Indonesia: WTA 2010 Protests a success!

Last 27-29 October 2010, the World Tobacco Asia 2010 was held at the Jakarta Convention Centre in Indonesia.  Their website calls this ‘Asia’s Biggest Tobacco Exhibition’  A demonstration by the local advocates was held during the first day of the conference.  Although it was some distance away from the convention site, it was very well organized, and well attended. There were about 900 protesters holding up banners, placards and marching around the trade center.  They did a tremendous job in getting their message across, and in making enough noise for the organizers to notice them. 

The conference organizers make plain their interests in holding this conference in Indonesia.   The website announcement says:

 

 

“World Tobacco is pleased to announce the next major tobacco Exhibition and Conference for the Asia Pacific region. Since our merger with Tobacco Journal International we have revised the exhibition programme and this is the first of the announcements.

Destination Indonesia:

  • Indonesia has one of the most dynamic tobacco industries where tobacco consumption is still growing
  • Supported by the Tobacco Institute of Indonesia
  • Place your support in a country where the government is positive and favourable towards the tobacco industry

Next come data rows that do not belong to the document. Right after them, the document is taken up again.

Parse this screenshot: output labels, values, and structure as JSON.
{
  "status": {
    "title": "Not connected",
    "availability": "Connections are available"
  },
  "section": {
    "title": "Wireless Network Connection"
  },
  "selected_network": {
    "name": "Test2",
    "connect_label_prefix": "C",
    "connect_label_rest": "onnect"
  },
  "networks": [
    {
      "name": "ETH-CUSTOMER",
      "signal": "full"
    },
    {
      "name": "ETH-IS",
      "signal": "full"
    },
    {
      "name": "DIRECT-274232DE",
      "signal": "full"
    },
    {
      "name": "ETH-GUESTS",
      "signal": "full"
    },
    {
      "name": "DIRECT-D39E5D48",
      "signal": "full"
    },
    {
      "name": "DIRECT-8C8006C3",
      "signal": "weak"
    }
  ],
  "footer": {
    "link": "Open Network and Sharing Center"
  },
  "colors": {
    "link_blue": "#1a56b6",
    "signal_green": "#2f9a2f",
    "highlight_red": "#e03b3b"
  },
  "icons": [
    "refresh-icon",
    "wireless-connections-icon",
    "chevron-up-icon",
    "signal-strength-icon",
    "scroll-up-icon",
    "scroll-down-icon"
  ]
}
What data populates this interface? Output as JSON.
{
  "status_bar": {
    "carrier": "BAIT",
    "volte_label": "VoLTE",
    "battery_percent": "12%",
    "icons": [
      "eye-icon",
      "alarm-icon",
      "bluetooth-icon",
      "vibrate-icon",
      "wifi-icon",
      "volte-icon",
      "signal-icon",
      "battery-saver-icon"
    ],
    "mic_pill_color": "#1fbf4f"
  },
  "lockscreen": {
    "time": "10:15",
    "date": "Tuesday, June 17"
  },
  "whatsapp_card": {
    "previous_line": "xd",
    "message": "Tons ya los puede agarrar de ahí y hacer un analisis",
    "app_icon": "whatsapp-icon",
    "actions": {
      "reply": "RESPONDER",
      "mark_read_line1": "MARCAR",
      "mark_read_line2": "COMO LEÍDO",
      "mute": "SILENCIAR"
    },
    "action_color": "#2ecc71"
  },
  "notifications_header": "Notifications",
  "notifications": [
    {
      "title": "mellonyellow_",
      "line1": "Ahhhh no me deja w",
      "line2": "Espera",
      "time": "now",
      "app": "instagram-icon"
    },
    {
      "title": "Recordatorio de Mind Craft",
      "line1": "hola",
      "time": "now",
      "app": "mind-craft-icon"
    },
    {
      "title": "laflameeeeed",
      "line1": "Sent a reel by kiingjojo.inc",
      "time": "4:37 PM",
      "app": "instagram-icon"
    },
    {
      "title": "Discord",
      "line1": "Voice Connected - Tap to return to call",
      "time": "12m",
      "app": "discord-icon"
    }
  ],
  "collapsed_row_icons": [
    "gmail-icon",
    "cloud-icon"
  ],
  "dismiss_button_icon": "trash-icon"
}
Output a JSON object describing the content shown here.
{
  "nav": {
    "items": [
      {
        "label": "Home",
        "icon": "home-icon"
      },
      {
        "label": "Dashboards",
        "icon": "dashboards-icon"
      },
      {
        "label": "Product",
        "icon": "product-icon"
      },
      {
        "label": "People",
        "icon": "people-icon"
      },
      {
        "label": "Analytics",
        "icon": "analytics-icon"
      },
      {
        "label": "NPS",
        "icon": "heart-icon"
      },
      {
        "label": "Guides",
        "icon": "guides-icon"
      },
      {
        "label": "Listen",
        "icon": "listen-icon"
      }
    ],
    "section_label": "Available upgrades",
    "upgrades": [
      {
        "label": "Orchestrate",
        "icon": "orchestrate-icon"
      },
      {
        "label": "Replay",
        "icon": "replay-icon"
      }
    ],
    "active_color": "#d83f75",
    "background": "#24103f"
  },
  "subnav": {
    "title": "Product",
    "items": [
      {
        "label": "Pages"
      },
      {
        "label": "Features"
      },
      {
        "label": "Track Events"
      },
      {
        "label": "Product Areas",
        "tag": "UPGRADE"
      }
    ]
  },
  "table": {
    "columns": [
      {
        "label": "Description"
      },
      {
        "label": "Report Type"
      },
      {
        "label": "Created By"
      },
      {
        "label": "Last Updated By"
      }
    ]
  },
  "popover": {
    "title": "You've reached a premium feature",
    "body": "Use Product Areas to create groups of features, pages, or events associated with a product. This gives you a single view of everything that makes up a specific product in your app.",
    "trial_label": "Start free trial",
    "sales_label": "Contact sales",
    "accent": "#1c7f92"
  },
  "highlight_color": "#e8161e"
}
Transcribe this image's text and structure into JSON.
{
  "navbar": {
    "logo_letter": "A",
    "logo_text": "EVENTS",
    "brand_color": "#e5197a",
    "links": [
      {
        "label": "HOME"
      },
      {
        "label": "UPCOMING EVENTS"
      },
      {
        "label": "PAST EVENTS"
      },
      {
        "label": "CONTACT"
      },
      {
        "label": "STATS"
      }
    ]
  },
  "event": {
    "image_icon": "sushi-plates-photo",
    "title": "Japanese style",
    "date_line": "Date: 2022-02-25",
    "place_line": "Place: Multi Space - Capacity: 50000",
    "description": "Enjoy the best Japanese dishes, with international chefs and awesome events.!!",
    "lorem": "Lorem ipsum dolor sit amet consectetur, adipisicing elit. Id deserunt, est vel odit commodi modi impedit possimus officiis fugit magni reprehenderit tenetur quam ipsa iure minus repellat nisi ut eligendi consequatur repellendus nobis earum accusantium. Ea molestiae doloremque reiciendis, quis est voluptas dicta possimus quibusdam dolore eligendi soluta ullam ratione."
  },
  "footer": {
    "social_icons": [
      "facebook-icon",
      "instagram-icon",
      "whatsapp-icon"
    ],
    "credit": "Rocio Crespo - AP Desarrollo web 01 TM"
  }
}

Indonesia is the fifth largest cigarette market by volume in the world and the home of the kretek. Around 57% of the adult male population of Indonesia smoke and some 5% of the adult female population, which means a smoking population of around 43 million.

Indonesia is also a growth market. The general view is that the Indonesian market increased by some 5% in 2008, compared with the previous year, to some 168bn sticks. This was due to adult population growth and the fact that tax-driven cigarette price increases have been lower than the general inflation level. And, as well as recording consistent year on year growth, the market has been changing.

A high profile conference will run alongside the exhibition, allowing industry experts to address issues in the tobacco industry and for delegates to keep up to date with recent developments.”

Here are some images during the protest, courtesy of the National Commission on Child Protection (NCCP), Indonesia.